Purflings are the decorative inlays highlighting the edges on the faces and backs of most stringed instruments. Since the first violins were made in the 16th Century, purflings have been consistently a key component of the aesthetic of violins, violas and cellos. A tiny sandwiching of three woods of contrasting colors is set in a carved channel that travels along the edge of the entire front and backside of the instrument. Aside from adorning the instrument, purflings may add flexibility to the top plate while reinforcing the plate’s edge against cracks running with the wood grain.
First, materials must be selected to create the purflings.
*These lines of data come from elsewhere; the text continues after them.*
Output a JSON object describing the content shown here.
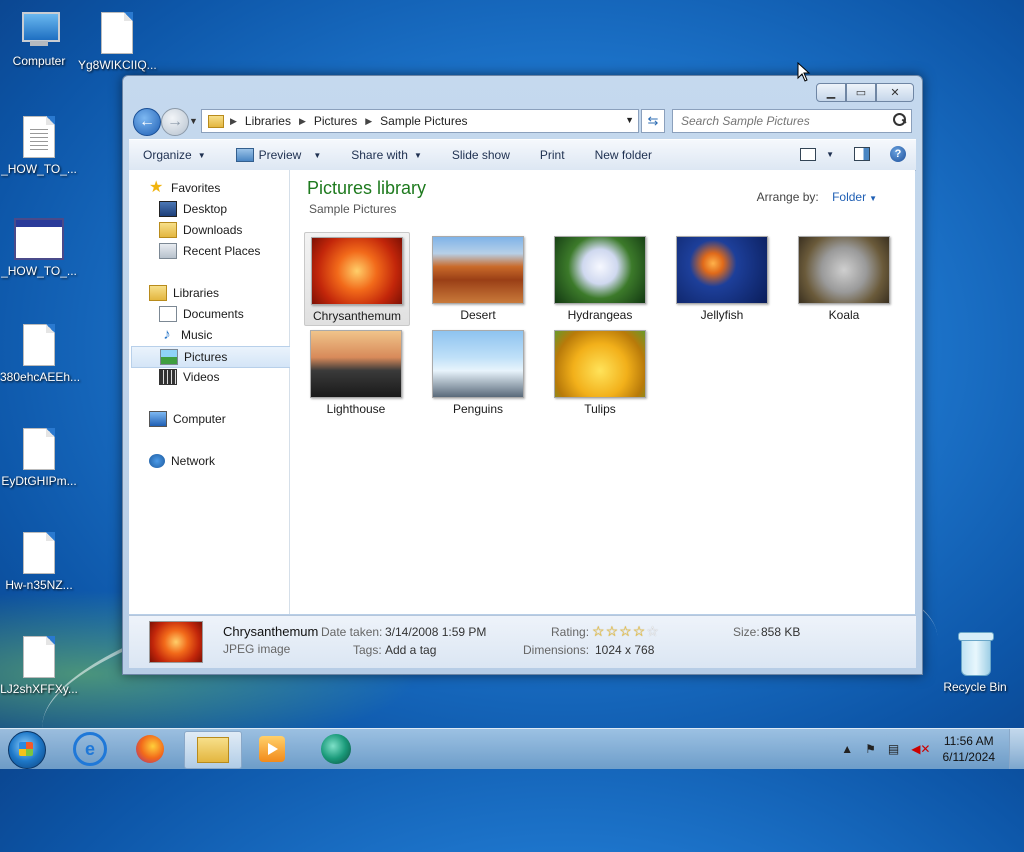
{
  "desktop": {
    "icons": [
      {
        "label": "Computer"
      },
      {
        "label": "Yg8WIKCIIQ..."
      },
      {
        "label": "_HOW_TO_..."
      },
      {
        "label": "_HOW_TO_..."
      },
      {
        "label": "380ehcAEEh..."
      },
      {
        "label": "EyDtGHIPm..."
      },
      {
        "label": "Hw-n35NZ..."
      },
      {
        "label": "LJ2shXFFXy..."
      },
      {
        "label": "Recycle Bin"
      }
    ]
  },
  "window": {
    "address": {
      "crumbs": [
        "Libraries",
        "Pictures",
        "Sample Pictures"
      ],
      "search_placeholder": "Search Sample Pictures"
    },
    "toolbar": {
      "organize": "Organize",
      "preview": "Preview",
      "share_with": "Share with",
      "slide_show": "Slide show",
      "print": "Print",
      "new_folder": "New folder",
      "help": "?"
    },
    "nav": {
      "favorites": "Favorites",
      "desktop": "Desktop",
      "downloads": "Downloads",
      "recent_places": "Recent Places",
      "libraries": "Libraries",
      "documents": "Documents",
      "music": "Music",
      "pictures": "Pictures",
      "videos": "Videos",
      "computer": "Computer",
      "network": "Network"
    },
    "content": {
      "title": "Pictures library",
      "subtitle": "Sample Pictures",
      "arrange_label": "Arrange by:",
      "arrange_value": "Folder",
      "files": [
        {
          "name": "Chrysanthemum",
          "selected": true
        },
        {
          "name": "Desert"
        },
        {
          "name": "Hydrangeas"
        },
        {
          "name": "Jellyfish"
        },
        {
          "name": "Koala"
        },
        {
          "name": "Lighthouse"
        },
        {
          "name": "Penguins"
        },
        {
          "name": "Tulips"
        }
      ]
    },
    "details": {
      "name": "Chrysanthemum",
      "type": "JPEG image",
      "date_taken_label": "Date taken:",
      "date_taken": "3/14/2008 1:59 PM",
      "tags_label": "Tags:",
      "tags": "Add a tag",
      "rating_label": "Rating:",
      "rating": 0,
      "rating_max": 5,
      "dimensions_label": "Dimensions:",
      "dimensions": "1024 x 768",
      "size_label": "Size:",
      "size": "858 KB"
    }
  },
  "taskbar": {
    "time": "11:56 AM",
    "date": "6/11/2024"
  }
}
These vary widely among violinmakers. The two outer strips tend to be made darker, while the inner strip is of lighter color. Some use ebony for the dark strips, though it is a hard and unbending wood. Others may use maple for all three, while coloring the outer strips in a dying process using Lockwood and ferrous sulphate. A few makers have turned to non-wood materials, such as whale baleen or corn husks, to create the dark sandwiching layers. Fancier purflings might come from nacreous shell or silver.
The layers can be “shaven” and then stacked and glued. Then, going crossways, they are shaven again. The three wood strips are about 1.5mm. to 3 mm. wide and bendable. A blade is used to score the edges of the purfling channel, and then a knife is used to deepen the edges. Then, with a narrow-bladed chisel, the luthier removes the wood between the cuts. A bending iron can be used to heat and bend the purflings to the correct shape. They are then placed into the channel. Small adjustments can be made to the channel to ensure a comfortable fit.
The “mitre” is the name for the pointed edges of violins, violas and cellos where two layers of purflings connect, also called the “bee sting.” The mitre is particularly difficult and requires great skill. The two sets of layers are cut to fit together so that the colors align. Finally, hot animal glue is applied to set the purflings in place. A light hammer can be used to tap gently on the purflings to even them and squeeze out any excess glue.